A bank robber tells Woody Woodpecker to keep playing while he hides in a piano in Convict Concerto (1954). The piano, Woody, the con and an incompetent copy incredibly drop from the sky into a prison yard. Lantz cartoons in the first part of the ‘50s featured thick ink lines on teeny characters at times.
The piano and characters all land in time to the music, with the force of the landing bouncing things back into mid-air.
Cut to a close-up. The shots match.
And like the spirit of Bugs Hardaway was hovering over writer Hugh Harman, the cartoon ends with a character going insane.

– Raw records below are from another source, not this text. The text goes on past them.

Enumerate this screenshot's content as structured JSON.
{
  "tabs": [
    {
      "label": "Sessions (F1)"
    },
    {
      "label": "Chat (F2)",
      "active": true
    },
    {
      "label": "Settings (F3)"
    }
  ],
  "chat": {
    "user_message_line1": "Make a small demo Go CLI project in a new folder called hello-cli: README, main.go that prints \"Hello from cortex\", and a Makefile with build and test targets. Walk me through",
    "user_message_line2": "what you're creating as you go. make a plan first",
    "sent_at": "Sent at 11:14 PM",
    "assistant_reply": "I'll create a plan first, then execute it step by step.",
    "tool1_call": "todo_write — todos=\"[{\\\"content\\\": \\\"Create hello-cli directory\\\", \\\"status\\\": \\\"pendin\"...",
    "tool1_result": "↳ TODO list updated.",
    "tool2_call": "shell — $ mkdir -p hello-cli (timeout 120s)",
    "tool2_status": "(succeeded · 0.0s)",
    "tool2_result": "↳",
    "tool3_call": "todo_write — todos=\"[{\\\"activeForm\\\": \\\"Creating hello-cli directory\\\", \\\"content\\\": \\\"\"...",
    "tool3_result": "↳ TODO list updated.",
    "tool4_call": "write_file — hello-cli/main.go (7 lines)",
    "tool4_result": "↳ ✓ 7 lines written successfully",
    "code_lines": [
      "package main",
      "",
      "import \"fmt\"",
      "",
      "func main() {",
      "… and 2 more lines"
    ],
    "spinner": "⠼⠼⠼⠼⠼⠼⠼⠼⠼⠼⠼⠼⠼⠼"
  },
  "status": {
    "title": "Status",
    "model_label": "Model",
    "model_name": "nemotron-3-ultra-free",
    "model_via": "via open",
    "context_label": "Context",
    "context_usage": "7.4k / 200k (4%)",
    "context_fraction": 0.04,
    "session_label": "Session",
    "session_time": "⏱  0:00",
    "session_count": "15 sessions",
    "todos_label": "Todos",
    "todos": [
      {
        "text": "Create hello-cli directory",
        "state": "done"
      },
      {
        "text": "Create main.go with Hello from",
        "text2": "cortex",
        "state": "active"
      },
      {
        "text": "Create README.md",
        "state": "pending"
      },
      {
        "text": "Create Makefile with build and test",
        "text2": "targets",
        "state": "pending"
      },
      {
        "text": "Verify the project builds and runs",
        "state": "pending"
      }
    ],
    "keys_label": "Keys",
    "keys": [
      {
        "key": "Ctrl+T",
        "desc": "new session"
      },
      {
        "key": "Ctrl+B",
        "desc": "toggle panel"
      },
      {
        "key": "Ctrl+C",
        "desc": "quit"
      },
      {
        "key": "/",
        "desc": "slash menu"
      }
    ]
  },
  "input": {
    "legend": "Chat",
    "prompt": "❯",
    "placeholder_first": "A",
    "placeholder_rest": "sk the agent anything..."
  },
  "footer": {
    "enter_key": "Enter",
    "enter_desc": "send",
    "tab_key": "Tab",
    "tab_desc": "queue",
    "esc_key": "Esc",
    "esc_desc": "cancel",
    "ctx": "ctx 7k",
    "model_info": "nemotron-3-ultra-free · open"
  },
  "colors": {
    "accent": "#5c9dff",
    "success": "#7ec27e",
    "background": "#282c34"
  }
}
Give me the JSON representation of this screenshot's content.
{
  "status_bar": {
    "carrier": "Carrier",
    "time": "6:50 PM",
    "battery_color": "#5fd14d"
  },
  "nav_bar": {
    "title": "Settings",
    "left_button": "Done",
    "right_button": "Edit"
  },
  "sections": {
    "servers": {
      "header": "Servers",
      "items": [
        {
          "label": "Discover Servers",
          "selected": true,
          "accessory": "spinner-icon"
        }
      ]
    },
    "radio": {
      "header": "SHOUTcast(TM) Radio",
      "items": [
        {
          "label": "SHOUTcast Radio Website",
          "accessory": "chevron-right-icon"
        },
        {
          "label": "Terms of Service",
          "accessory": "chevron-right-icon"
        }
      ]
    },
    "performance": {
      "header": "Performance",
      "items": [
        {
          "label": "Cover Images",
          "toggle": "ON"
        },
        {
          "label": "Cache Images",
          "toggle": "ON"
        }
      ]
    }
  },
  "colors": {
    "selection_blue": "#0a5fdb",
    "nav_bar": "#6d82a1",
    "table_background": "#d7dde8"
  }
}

Some of Woody’s expressions as the camera fades out (he’s still playing the unattached keys but is getting piano music out of them anyway).
The soundtrack features Liszt’s Hungarian Rhapsody No. 2, a favourite of animation directors. It is featured in Bars and Stripes (Mintz/Columbia, 1931), Dipsy Gypsy (George Pal/Paramount, 1941), Rhapsody in Rivets (Warners, 1941), Rhapsody Rabbit (Warners, 1946), The Cat Concerto (MGM, 1947) and The Magic Fluke (UPA/Columbia, 1949).

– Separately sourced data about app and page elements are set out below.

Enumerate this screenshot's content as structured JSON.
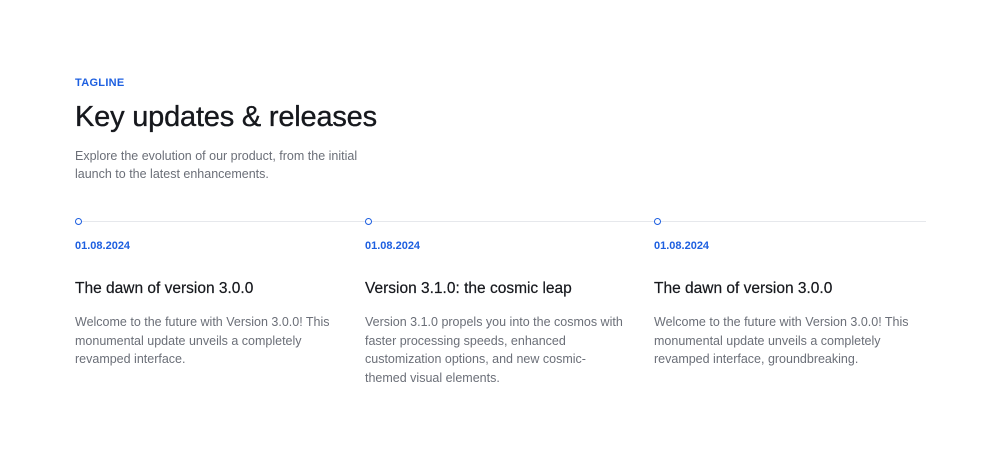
{
  "header": {
    "tagline": "TAGLINE",
    "title": "Key updates & releases",
    "subtitle": "Explore the evolution of our product, from the initial launch to the latest enhancements."
  },
  "timeline": {
    "items": [
      {
        "date": "01.08.2024",
        "title": "The dawn of version 3.0.0",
        "body": "Welcome to the future with Version 3.0.0! This monumental update unveils a completely revamped interface."
      },
      {
        "date": "01.08.2024",
        "title": "Version 3.1.0: the cosmic leap",
        "body": "Version 3.1.0 propels you into the cosmos with faster processing speeds, enhanced customization options, and new cosmic-themed visual elements."
      },
      {
        "date": "01.08.2024",
        "title": "The dawn of version 3.0.0",
        "body": "Welcome to the future with Version 3.0.0! This monumental update unveils a completely revamped interface, groundbreaking."
      }
    ]
  },
  "colors": {
    "accent": "#1d5fe0",
    "heading": "#16181d",
    "body_text": "#6b6f78",
    "divider": "#e6e8ec",
    "background": "#ffffff"
  },
  "icons": {
    "timeline_marker": "timeline-dot-icon"
  }
}
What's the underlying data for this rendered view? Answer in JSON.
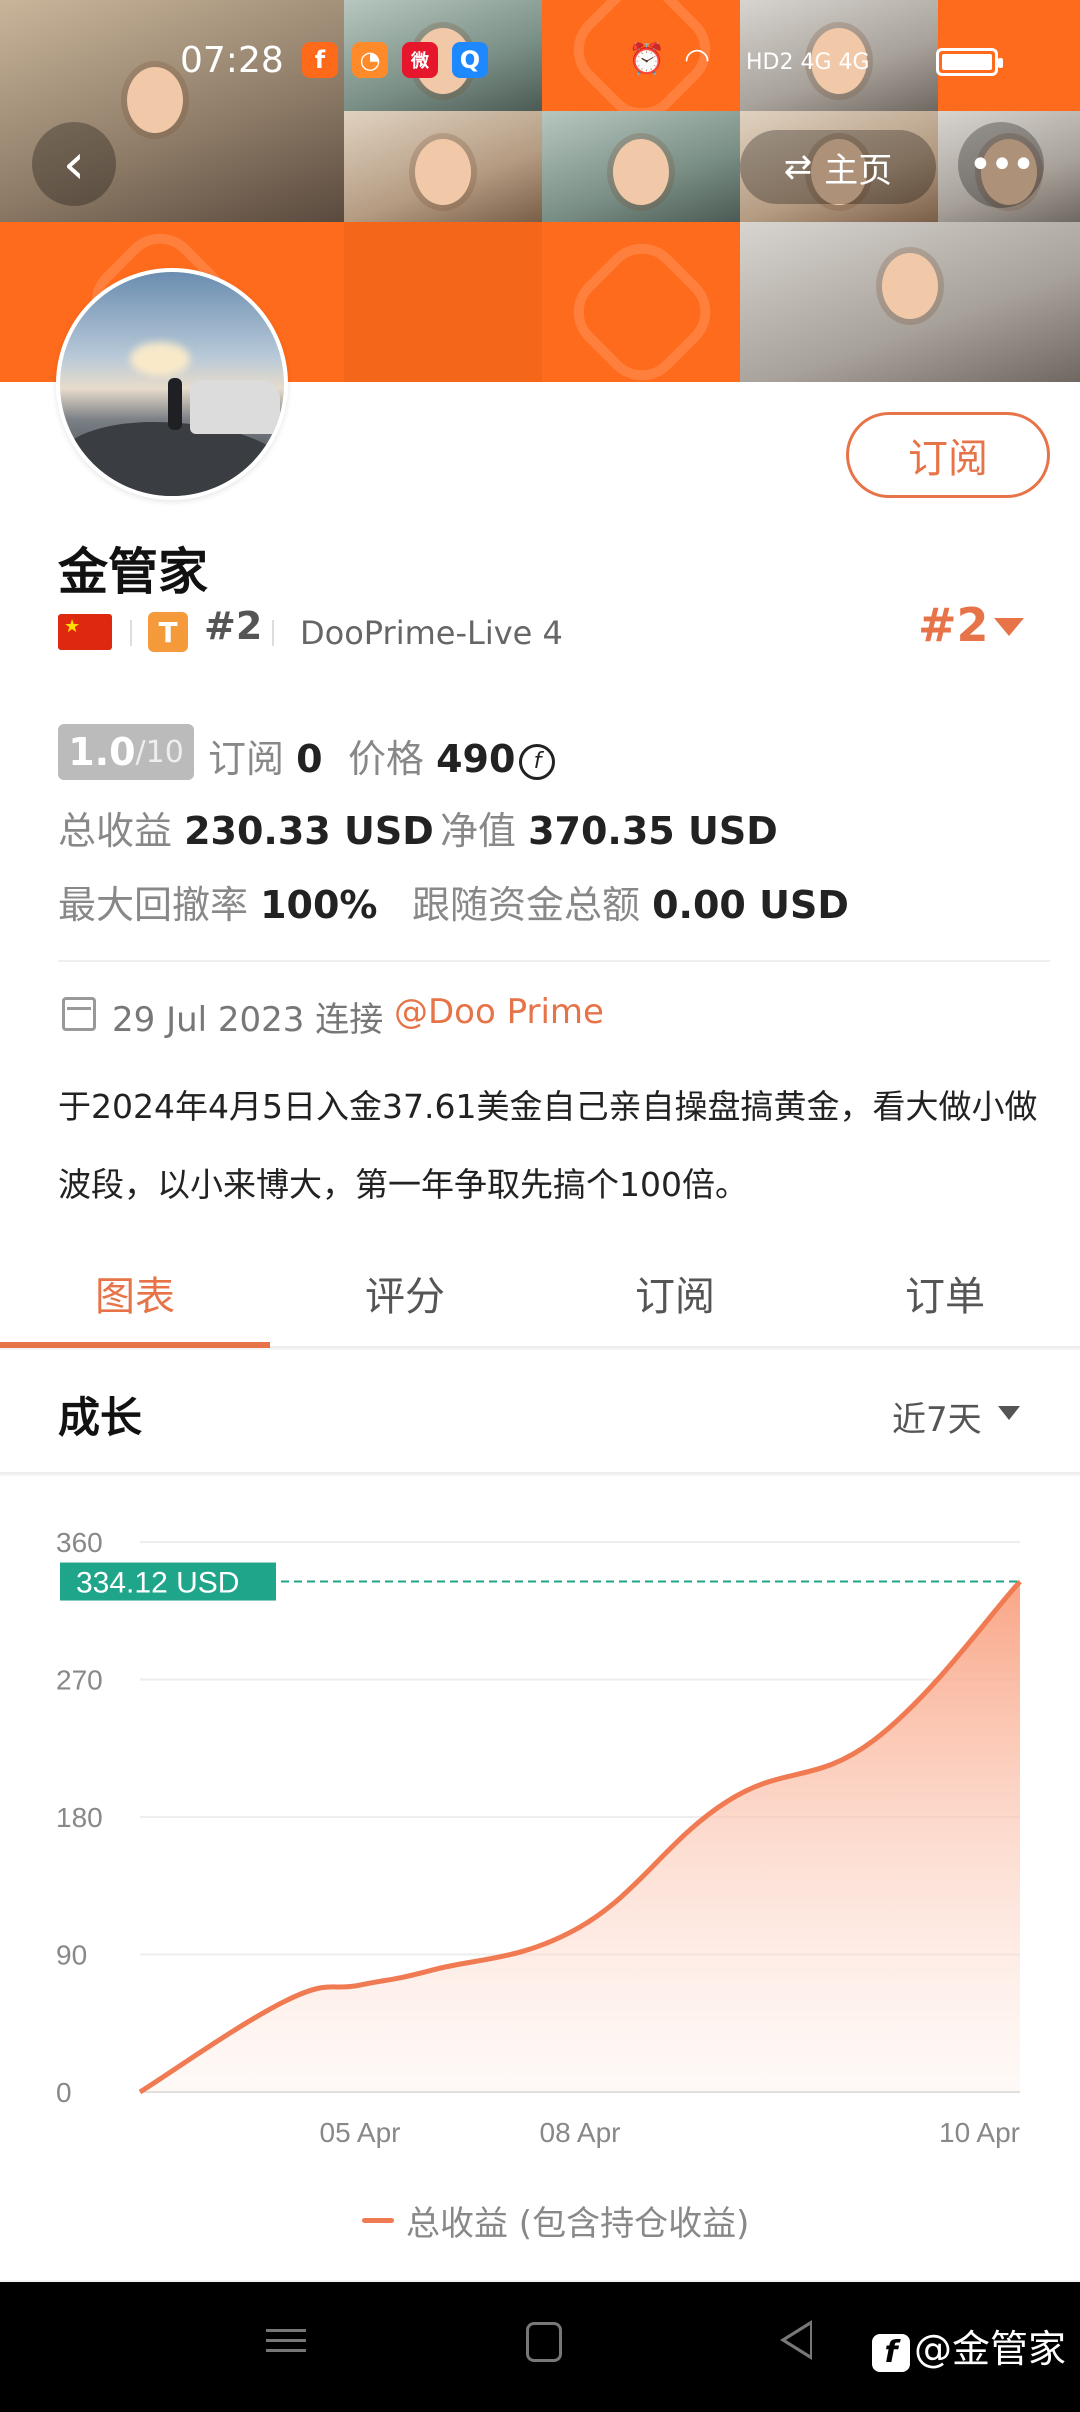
{
  "status_bar": {
    "time": "07:28",
    "app_icons": [
      "f",
      "◔",
      "微",
      "Q"
    ],
    "network": "HD2 4G 4G"
  },
  "header": {
    "back_icon": "chevron-left-icon",
    "home_label": "主页",
    "more_icon": "more-dots-icon"
  },
  "profile": {
    "subscribe_label": "订阅",
    "name": "金管家",
    "flag": "cn-flag",
    "badge": "T",
    "rank": "#2",
    "server": "DooPrime-Live 4",
    "rank_right": "#2"
  },
  "stats": {
    "score": "1.0",
    "score_max": "/10",
    "subscribers_label": "订阅",
    "subscribers": "0",
    "price_label": "价格",
    "price": "490",
    "coin_symbol": "f",
    "total_profit_label": "总收益",
    "total_profit": "230.33 USD",
    "net_value_label": "净值",
    "net_value": "370.35 USD",
    "max_drawdown_label": "最大回撤率",
    "max_drawdown": "100%",
    "follow_amount_label": "跟随资金总额",
    "follow_amount": "0.00 USD"
  },
  "info": {
    "joined": "29 Jul 2023 连接",
    "broker": "@Doo Prime",
    "bio": "于2024年4月5日入金37.61美金自己亲自操盘搞黄金，看大做小做波段，以小来博大，第一年争取先搞个100倍。"
  },
  "tabs": [
    {
      "label": "图表",
      "active": true
    },
    {
      "label": "评分",
      "active": false
    },
    {
      "label": "订阅",
      "active": false
    },
    {
      "label": "订单",
      "active": false
    }
  ],
  "growth": {
    "title": "成长",
    "range": "近7天"
  },
  "chart_data": {
    "type": "area",
    "title": "",
    "ylim": [
      0,
      360
    ],
    "yticks": [
      "0",
      "90",
      "180",
      "270",
      "360"
    ],
    "xticks": [
      "05 Apr",
      "08 Apr",
      "10 Apr"
    ],
    "x_tick_positions_index": [
      1.5,
      3.0,
      6.0
    ],
    "marker_label": "334.12 USD",
    "series": [
      {
        "name": "总收益 (包含持仓收益)",
        "x": [
          0,
          1,
          1.5,
          2,
          3,
          4,
          5,
          6
        ],
        "values": [
          0,
          60,
          70,
          80,
          108,
          190,
          230,
          334.12
        ]
      }
    ],
    "line_color": "#f07a52",
    "marker_color": "#1fa68a",
    "legend": "bottom-center"
  },
  "watermark": "@金管家"
}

Ray Abrams, Don Patterson and Herman Cohen are the credited animators on this one. Patterson is also supposedly the director. Why he wouldn’t get screen credit, I don’t know, as he did elsewhere when he directed and animated. The Lantz studio was in a state of flux around the time this short would have gone into production. Mike Maltese had just arrived at the studio to write and Tex Avery was on his way to direct. Not only was Don Patterson demoted, the directing team of his brother Ray and Grant Simmons was about to leave, or had left, Lantz to open their open commercial studio. (The assumption is false that they made cartoons for Lantz under Grantray-Lawrence; the studio didn’t exist at the time).
This was Harman’s only writing credit for the studio.